WHAT YOU NEED TO DO -
Search the entries for the word "value". Copy every line that holds it.

****

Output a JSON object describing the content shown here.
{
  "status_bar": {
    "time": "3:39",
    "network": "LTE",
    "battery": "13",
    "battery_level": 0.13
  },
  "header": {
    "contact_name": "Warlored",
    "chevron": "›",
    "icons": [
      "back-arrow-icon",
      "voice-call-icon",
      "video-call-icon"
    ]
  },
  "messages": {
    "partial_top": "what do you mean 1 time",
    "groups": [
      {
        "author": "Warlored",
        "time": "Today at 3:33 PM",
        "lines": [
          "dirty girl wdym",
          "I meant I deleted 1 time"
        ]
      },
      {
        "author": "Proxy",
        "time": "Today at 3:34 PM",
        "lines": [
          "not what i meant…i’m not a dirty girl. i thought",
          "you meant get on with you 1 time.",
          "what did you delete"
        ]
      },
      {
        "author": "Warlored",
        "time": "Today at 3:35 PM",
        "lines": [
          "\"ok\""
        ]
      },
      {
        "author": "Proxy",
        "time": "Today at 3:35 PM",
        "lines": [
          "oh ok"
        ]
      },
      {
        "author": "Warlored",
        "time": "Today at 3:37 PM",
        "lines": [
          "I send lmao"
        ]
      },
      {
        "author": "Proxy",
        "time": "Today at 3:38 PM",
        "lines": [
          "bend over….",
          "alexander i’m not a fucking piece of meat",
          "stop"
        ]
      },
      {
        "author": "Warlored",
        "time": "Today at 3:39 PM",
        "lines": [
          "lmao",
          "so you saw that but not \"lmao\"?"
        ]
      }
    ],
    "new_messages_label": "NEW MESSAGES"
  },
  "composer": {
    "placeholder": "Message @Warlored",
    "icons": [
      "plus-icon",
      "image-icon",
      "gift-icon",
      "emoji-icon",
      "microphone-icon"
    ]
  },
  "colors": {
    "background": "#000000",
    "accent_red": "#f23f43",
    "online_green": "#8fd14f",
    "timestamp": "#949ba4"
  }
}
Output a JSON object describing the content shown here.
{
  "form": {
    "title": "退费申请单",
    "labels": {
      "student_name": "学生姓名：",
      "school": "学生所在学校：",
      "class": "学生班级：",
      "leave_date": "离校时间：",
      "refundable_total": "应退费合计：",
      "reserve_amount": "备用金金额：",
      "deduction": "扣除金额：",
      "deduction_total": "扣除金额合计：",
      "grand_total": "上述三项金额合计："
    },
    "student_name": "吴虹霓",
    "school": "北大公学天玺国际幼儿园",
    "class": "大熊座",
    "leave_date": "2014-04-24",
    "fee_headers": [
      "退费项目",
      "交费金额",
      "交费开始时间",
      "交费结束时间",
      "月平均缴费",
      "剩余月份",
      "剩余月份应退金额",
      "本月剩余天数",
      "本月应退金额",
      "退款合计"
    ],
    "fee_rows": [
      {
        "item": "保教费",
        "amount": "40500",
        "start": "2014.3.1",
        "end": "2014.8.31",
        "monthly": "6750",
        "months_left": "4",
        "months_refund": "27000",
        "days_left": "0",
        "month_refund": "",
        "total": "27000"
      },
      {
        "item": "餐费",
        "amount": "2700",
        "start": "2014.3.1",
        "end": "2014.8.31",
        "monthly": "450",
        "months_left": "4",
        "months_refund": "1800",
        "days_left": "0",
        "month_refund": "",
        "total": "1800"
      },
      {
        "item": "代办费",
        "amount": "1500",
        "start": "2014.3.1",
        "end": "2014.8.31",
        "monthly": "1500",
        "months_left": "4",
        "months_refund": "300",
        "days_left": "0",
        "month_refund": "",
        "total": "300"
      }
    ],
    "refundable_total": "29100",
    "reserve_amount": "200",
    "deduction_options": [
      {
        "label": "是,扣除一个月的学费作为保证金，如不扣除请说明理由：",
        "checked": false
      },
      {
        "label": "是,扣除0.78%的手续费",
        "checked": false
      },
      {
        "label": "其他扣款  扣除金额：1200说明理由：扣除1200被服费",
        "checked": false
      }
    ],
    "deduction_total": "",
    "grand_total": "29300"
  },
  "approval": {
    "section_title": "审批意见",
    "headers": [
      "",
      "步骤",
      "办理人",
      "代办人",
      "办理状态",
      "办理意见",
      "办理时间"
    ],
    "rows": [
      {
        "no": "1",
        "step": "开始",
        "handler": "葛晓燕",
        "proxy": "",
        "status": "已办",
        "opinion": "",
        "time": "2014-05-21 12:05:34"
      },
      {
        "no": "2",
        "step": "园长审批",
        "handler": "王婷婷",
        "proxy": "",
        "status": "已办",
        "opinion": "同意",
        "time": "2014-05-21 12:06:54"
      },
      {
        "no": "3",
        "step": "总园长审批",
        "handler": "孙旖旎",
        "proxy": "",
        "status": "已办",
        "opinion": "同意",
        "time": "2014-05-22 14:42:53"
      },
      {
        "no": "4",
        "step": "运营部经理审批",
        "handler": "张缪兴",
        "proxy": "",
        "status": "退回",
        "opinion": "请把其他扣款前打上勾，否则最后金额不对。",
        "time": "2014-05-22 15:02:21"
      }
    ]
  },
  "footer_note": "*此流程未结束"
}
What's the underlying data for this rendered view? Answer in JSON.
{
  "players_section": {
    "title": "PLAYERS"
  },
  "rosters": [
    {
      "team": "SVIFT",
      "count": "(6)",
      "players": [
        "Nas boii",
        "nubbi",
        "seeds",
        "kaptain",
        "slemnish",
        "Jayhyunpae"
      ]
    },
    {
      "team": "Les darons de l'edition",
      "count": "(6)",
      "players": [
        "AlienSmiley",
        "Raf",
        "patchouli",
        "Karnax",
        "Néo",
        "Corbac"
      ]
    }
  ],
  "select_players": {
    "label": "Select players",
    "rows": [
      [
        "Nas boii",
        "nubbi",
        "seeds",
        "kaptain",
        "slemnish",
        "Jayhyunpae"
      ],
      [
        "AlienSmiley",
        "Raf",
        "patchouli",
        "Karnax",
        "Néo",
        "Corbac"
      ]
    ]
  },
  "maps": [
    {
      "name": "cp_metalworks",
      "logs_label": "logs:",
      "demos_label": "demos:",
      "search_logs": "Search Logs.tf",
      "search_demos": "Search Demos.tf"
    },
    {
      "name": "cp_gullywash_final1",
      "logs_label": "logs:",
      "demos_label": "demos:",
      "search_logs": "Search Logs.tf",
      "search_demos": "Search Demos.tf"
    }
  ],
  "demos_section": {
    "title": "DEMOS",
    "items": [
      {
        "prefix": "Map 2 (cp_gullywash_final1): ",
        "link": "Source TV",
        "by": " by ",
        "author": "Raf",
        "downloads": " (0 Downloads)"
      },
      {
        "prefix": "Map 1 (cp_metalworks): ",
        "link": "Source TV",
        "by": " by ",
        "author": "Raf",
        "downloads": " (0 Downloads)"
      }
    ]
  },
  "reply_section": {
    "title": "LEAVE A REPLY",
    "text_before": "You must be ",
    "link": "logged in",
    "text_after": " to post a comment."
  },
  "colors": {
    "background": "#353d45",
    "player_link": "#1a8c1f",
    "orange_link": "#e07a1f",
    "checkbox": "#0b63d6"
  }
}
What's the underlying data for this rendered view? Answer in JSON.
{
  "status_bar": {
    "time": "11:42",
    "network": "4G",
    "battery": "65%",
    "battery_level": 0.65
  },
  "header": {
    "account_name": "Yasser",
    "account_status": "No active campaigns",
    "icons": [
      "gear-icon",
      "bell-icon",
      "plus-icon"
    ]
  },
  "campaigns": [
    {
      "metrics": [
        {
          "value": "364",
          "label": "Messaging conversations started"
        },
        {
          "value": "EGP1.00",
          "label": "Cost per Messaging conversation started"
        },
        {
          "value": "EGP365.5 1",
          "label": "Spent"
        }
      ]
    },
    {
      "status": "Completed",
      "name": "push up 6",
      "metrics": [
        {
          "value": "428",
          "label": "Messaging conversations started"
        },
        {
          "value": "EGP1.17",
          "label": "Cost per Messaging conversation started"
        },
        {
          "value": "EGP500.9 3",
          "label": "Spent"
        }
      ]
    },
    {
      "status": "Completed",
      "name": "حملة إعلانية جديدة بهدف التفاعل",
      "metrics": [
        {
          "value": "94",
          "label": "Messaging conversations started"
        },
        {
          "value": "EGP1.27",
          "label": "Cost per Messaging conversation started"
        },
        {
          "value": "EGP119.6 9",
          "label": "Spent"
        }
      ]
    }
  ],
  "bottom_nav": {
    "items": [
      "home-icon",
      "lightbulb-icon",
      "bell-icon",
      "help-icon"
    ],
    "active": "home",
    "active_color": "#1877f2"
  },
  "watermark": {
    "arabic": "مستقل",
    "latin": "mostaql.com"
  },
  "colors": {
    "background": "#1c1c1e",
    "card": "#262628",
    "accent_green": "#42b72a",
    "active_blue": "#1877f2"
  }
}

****

ANSWER FOR THE TASK -
          "value": "364",
          "value": "EGP1.00",
          "value": "EGP365.5 1",
          "value": "428",
          "value": "EGP1.17",
          "value": "EGP500.9 3",
          "value": "94",
          "value": "EGP1.27",
          "value": "EGP119.6 9",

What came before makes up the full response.